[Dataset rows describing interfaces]

----

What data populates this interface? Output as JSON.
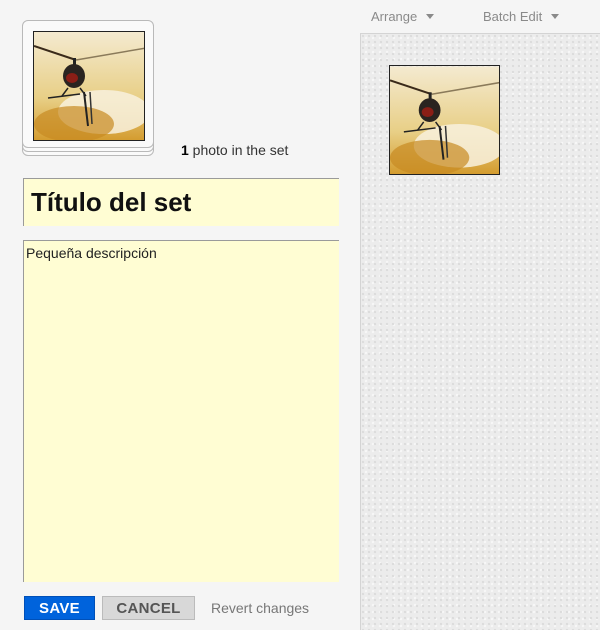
{
  "set": {
    "photo_count": "1",
    "photo_count_suffix": " photo in the set",
    "title": "Título del set",
    "description": "Pequeña descripción"
  },
  "actions": {
    "save_label": "SAVE",
    "cancel_label": "CANCEL",
    "revert_label": "Revert changes"
  },
  "toolbar": {
    "arrange_label": "Arrange",
    "batch_edit_label": "Batch Edit"
  },
  "icons": {
    "photo": "helicopter-photo",
    "dropdown": "chevron-down-icon"
  },
  "colors": {
    "save_button": "#0063dc",
    "field_background": "#fffdd3",
    "cancel_button": "#d8d8d8"
  }
}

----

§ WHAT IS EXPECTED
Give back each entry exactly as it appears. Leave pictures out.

§ SOLUTION FOR THIS PROBLEM
What data populates this interface? Output as JSON.
{
  "set": {
    "photo_count": "1",
    "photo_count_suffix": " photo in the set",
    "title": "Título del set",
    "description": "Pequeña descripción"
  },
  "actions": {
    "save_label": "SAVE",
    "cancel_label": "CANCEL",
    "revert_label": "Revert changes"
  },
  "toolbar": {
    "arrange_label": "Arrange",
    "batch_edit_label": "Batch Edit"
  },
  "icons": {
    "photo": "helicopter-photo",
    "dropdown": "chevron-down-icon"
  },
  "colors": {
    "save_button": "#0063dc",
    "field_background": "#fffdd3",
    "cancel_button": "#d8d8d8"
  }
}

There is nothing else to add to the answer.